Like many of Williams’s short stories, this one is very short, at under three pages. The sentences are so compressed, the meaning is somehow packed tightly between them.
It begins with the conceit that Williams cannot distinguish between several sisters who run a stationery shop. As she describes them collectively, this quickly becomes absurdly funny. She writes: “Two or three of the sisters may be married.” And then later, “A mother of a sister called in once, and she was spoken to sweetly by one of the sisters.”
From there the narrator works herself up into a rage, describing furiously things she had definitely not said to the sisters. And just when you think you have a good handle on where the story is going, the story turns abruptly and takes us somewhere completely different.
From This is About the Body, the Mind, the Soul, the World, Time and Fate, Grove Press, 1990; collected in The Collected Stories of Diane Williams, Soho Press, 2019
A friend recently put me onto Diane Williams’ work, for which I am so grateful. She is one of those writers who, from the first page, I knew I must read everything. This is the pick, for me, so far of her strange insightful tales, with these lines, in particular (which close the story), standing out as somehow representative of the whole:The host called, ‘Kids! Mike! Dad and Mom!’ He called these copulators to come in to dinner. In fact, this group represented a predictable array of vocations – including hard workers, worriers, travelers, and liars – defecators, or course, urinators and music makers.
From Fine, Fine, Fine, Fine, Fine, CB Editions, 2016, available at PANK
Reading Diane Williams is like understanding another language in a dream. There’s suddenly a whole new way of seeing things. I chose this story because the first line is an all-time favourite: ‘People often wait a long time and then, like me, suddenly they’re back in the news with a changed appearance’. Who are the kind of people who wait to end up back in the news? Why were they in the news in the first place? Is the changed appearance just a matter of course? Does ‘changed’ mean they’re completely unrecognisable? Listen to Deb Olin Unferth (another absolute hero), introducing the story here.
Published in Fine, Fine, Fine, Fine, Fine, McSweeney’s/CB Editions, 2016. Available to read online, with an introduction by Deb Olin Unferth on Electric Literature here.
I don’t know if I’ll be a fan of Diane Williams’ stories in ten years’ time or whether, by then, I’ll consider them arch. For now though, and since I first encountered them, I find that their painstakingly spontaneous contortions – not to mention their plentiful exclamation marks! – mean they read like no other short fiction.

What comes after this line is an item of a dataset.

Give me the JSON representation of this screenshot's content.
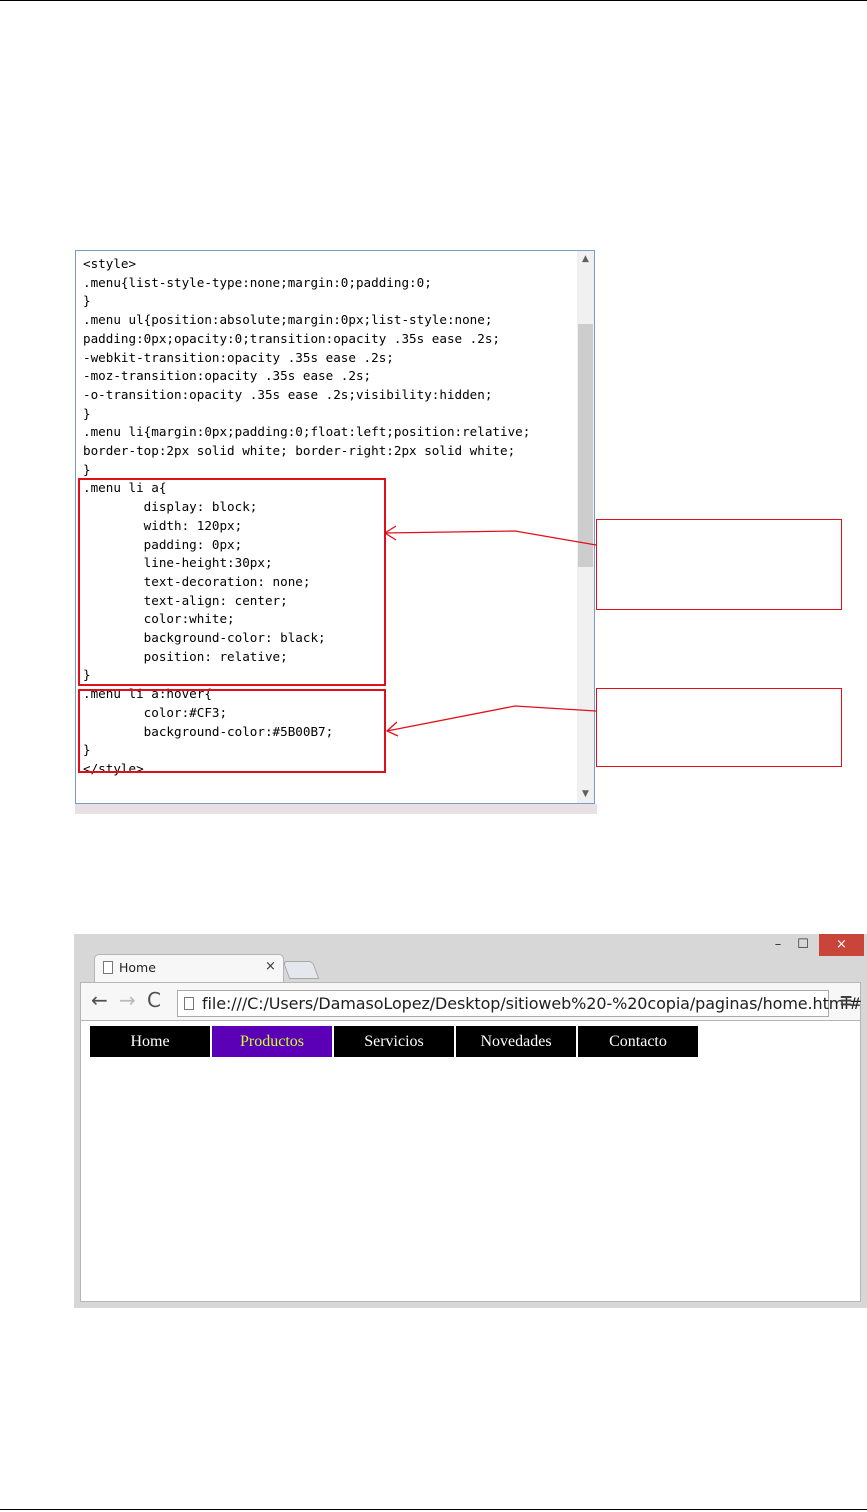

First published in Fine, Fine, Fine, Fine, Fine, CB Editions, 2016. Read it online here
I could have picked any one of the forty stories from this collection. Her writing is so energetic, always surprising, and militantly singular. When I start reading one of her stories – no matter how many times I’ve read it before – I often find myself thinking “Ah, yes, I’ve got this one sewn up! I get it! I’ll not be conquered this time!” What a fool I am. Williams has this knack to outwit her readers. I don’t believe it’s intentional, but simply who the writer, Diane Williams, is. Her sharp eye on life. Her ability to tunnel into the mundane, to slip through the cracks, and pull out endless treasures. I’m with Jonathan Franzen, who said: “Diane Williams is one of the true living heroes of the American avant-garde.” Keep ’em coming, Diane!

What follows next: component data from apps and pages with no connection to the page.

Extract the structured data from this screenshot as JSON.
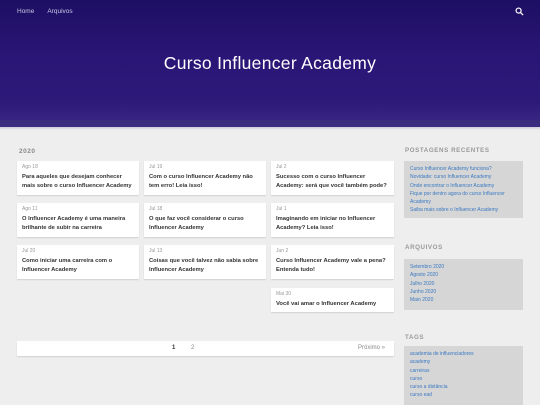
{
  "nav": {
    "items": [
      "Home",
      "Arquivos"
    ],
    "search_icon": "search-icon"
  },
  "site": {
    "title": "Curso Influencer Academy"
  },
  "archive": {
    "year": "2020",
    "posts": [
      {
        "date": "Ago 18",
        "title": "Para aqueles que desejam conhecer mais sobre o curso Influencer Academy"
      },
      {
        "date": "Jul 19",
        "title": "Com o curso Influencer Academy não tem erro! Leia isso!"
      },
      {
        "date": "Jul 2",
        "title": "Sucesso com o curso Influencer Academy: será que você também pode?"
      },
      {
        "date": "Ago 11",
        "title": "O Influencer Academy é uma maneira brilhante de subir na carreira"
      },
      {
        "date": "Jul 18",
        "title": "O que faz você considerar o curso Influencer Academy"
      },
      {
        "date": "Jul 1",
        "title": "Imaginando em iniciar no Influencer Academy? Leia isso!"
      },
      {
        "date": "Jul 20",
        "title": "Como iniciar uma carreira com o Influencer Academy"
      },
      {
        "date": "Jul 13",
        "title": "Coisas que você talvez não sabia sobre Influencer Academy"
      },
      {
        "date": "Jun 2",
        "title": "Curso Influencer Academy vale a pena? Entenda tudo!"
      },
      {
        "date": "Mai 30",
        "title": "Você vai amar o Influencer Academy"
      }
    ]
  },
  "pagination": {
    "page1": "1",
    "page2": "2",
    "next": "Próximo »"
  },
  "sidebar": {
    "recent": {
      "heading": "POSTAGENS RECENTES",
      "links": [
        "Curso Influencer Academy funciona?",
        "Novidade: curso Influencer Academy",
        "Onde encontrar o Influencer Academy",
        "Fique por dentro agora do curso Influencer Academy",
        "Saiba mais sobre o Influencer Academy"
      ]
    },
    "archives": {
      "heading": "ARQUIVOS",
      "links": [
        "Setembro 2020",
        "Agosto 2020",
        "Julho 2020",
        "Junho 2020",
        "Maio 2020"
      ]
    },
    "tags": {
      "heading": "TAGS",
      "links": [
        "academia de influenciadores",
        "academy",
        "carreiras",
        "curso",
        "curso a distância",
        "curso ead"
      ]
    }
  },
  "colors": {
    "hero": "#2a1676",
    "link": "#3a79c2",
    "background": "#eeeeee"
  }
}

from Fine, Fine, Fine, Fine, Fine, CB editions, 2016
Why not go to the swimming pool or on a picnic with Diane Williams? The juxtapositions in her stories may appear bizarre at first but, really, there’s nothing more like life.

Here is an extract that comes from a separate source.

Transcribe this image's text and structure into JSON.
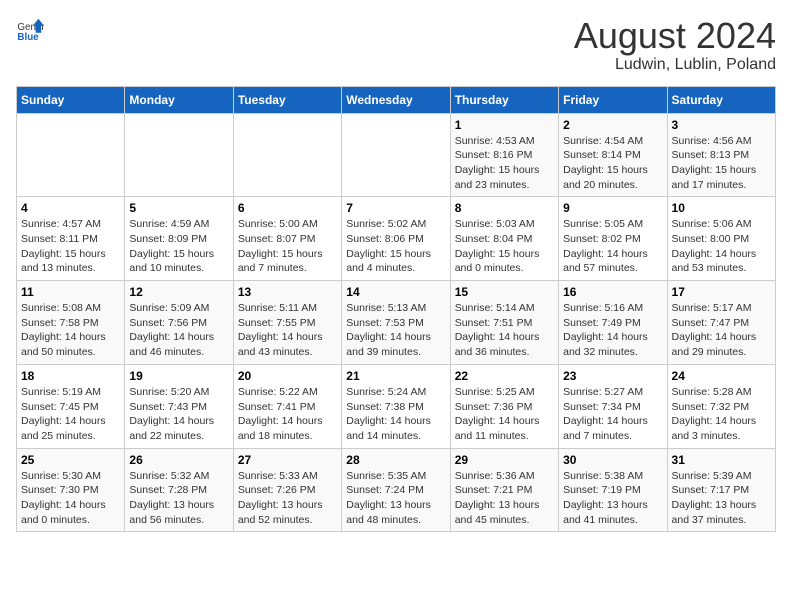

Published on The White Review, June 2014. Chosen by Joanna Walsh. Read Joanna’s Personal Anthology here